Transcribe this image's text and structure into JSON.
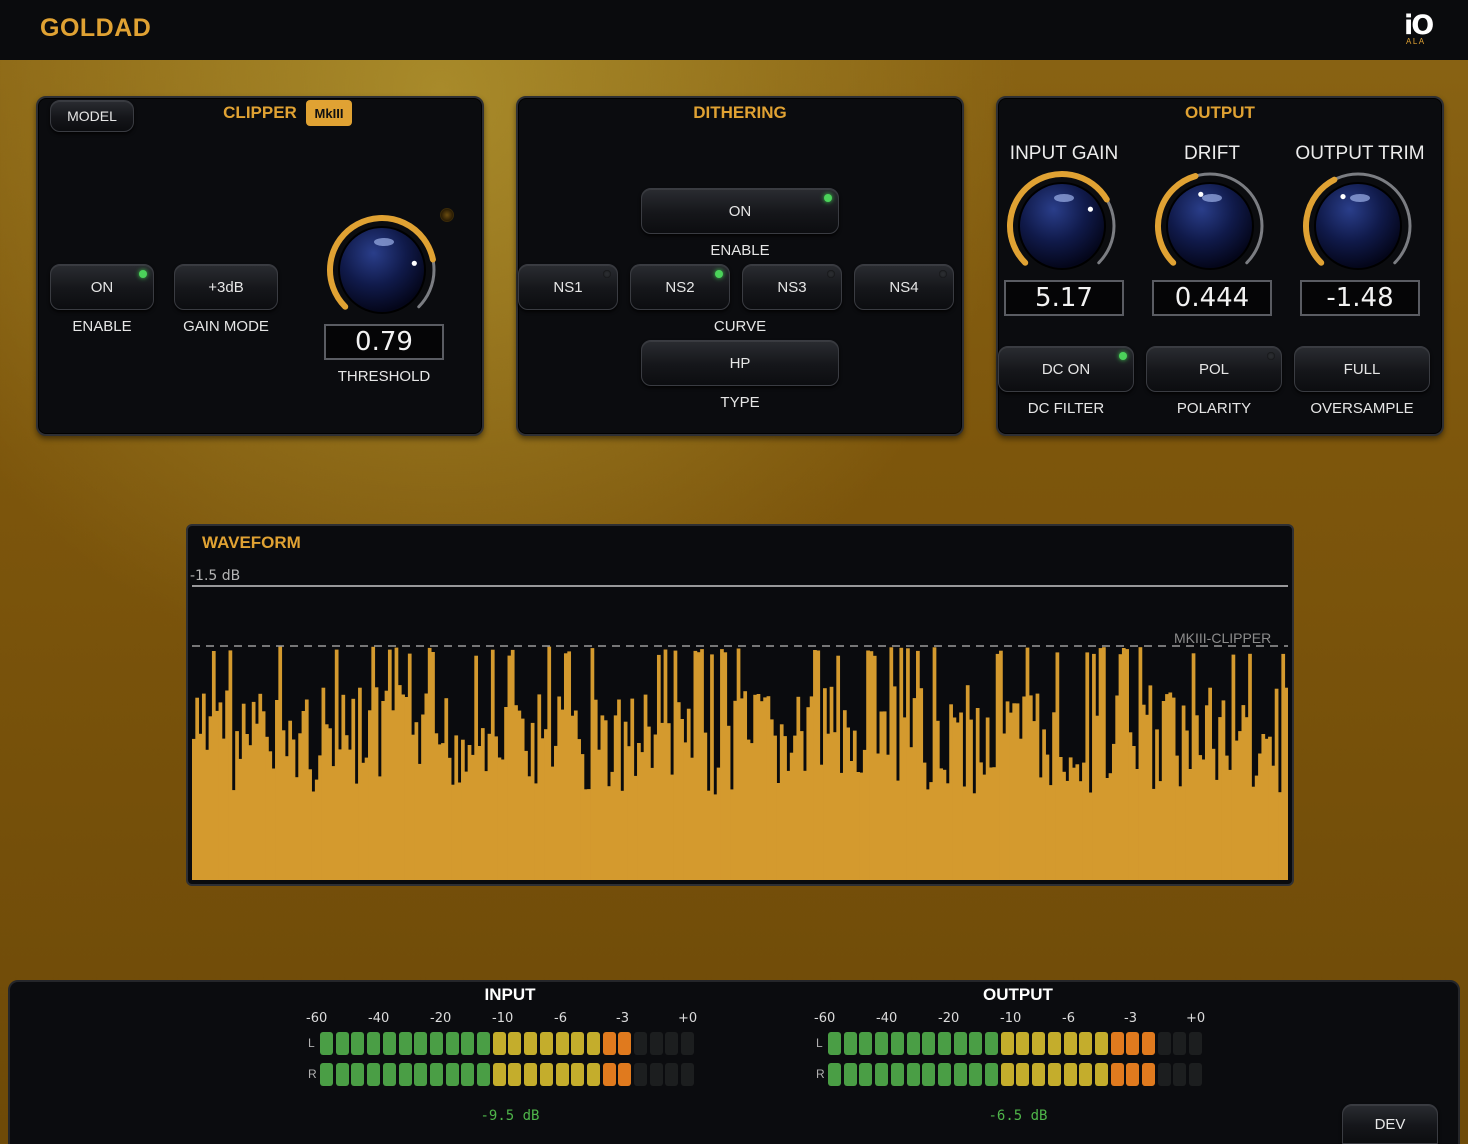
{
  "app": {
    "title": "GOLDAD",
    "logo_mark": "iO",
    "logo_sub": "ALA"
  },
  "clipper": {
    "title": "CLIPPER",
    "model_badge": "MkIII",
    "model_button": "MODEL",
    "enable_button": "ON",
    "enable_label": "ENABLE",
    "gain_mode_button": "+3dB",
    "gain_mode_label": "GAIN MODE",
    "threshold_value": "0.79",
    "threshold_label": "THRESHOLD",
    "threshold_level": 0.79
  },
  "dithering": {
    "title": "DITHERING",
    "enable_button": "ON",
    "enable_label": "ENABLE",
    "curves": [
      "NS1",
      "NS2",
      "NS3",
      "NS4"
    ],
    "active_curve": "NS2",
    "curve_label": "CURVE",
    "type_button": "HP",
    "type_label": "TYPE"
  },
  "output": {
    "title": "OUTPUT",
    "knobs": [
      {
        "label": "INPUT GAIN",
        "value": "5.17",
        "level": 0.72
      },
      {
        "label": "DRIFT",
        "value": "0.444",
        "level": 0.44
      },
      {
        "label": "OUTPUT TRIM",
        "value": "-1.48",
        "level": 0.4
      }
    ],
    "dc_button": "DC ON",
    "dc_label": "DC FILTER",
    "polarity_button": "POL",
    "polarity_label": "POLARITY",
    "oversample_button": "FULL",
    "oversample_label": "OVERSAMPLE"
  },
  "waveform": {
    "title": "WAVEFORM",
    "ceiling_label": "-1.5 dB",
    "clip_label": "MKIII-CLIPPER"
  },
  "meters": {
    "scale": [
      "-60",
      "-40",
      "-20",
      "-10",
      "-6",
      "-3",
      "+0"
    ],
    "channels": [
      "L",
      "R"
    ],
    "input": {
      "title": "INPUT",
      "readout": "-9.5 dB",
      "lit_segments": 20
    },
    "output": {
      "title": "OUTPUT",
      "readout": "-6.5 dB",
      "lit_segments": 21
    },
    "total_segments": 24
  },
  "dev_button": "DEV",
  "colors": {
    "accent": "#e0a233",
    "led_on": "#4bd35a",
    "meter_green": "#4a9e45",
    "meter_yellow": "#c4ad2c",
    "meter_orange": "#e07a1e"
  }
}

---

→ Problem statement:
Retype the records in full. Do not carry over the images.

→ Response for this exercise:
Transcribe this image's text and structure into JSON.
{
  "app": {
    "title": "GOLDAD",
    "logo_mark": "iO",
    "logo_sub": "ALA"
  },
  "clipper": {
    "title": "CLIPPER",
    "model_badge": "MkIII",
    "model_button": "MODEL",
    "enable_button": "ON",
    "enable_label": "ENABLE",
    "gain_mode_button": "+3dB",
    "gain_mode_label": "GAIN MODE",
    "threshold_value": "0.79",
    "threshold_label": "THRESHOLD",
    "threshold_level": 0.79
  },
  "dithering": {
    "title": "DITHERING",
    "enable_button": "ON",
    "enable_label": "ENABLE",
    "curves": [
      "NS1",
      "NS2",
      "NS3",
      "NS4"
    ],
    "active_curve": "NS2",
    "curve_label": "CURVE",
    "type_button": "HP",
    "type_label": "TYPE"
  },
  "output": {
    "title": "OUTPUT",
    "knobs": [
      {
        "label": "INPUT GAIN",
        "value": "5.17",
        "level": 0.72
      },
      {
        "label": "DRIFT",
        "value": "0.444",
        "level": 0.44
      },
      {
        "label": "OUTPUT TRIM",
        "value": "-1.48",
        "level": 0.4
      }
    ],
    "dc_button": "DC ON",
    "dc_label": "DC FILTER",
    "polarity_button": "POL",
    "polarity_label": "POLARITY",
    "oversample_button": "FULL",
    "oversample_label": "OVERSAMPLE"
  },
  "waveform": {
    "title": "WAVEFORM",
    "ceiling_label": "-1.5 dB",
    "clip_label": "MKIII-CLIPPER"
  },
  "meters": {
    "scale": [
      "-60",
      "-40",
      "-20",
      "-10",
      "-6",
      "-3",
      "+0"
    ],
    "channels": [
      "L",
      "R"
    ],
    "input": {
      "title": "INPUT",
      "readout": "-9.5 dB",
      "lit_segments": 20
    },
    "output": {
      "title": "OUTPUT",
      "readout": "-6.5 dB",
      "lit_segments": 21
    },
    "total_segments": 24
  },
  "dev_button": "DEV",
  "colors": {
    "accent": "#e0a233",
    "led_on": "#4bd35a",
    "meter_green": "#4a9e45",
    "meter_yellow": "#c4ad2c",
    "meter_orange": "#e07a1e"
  }
}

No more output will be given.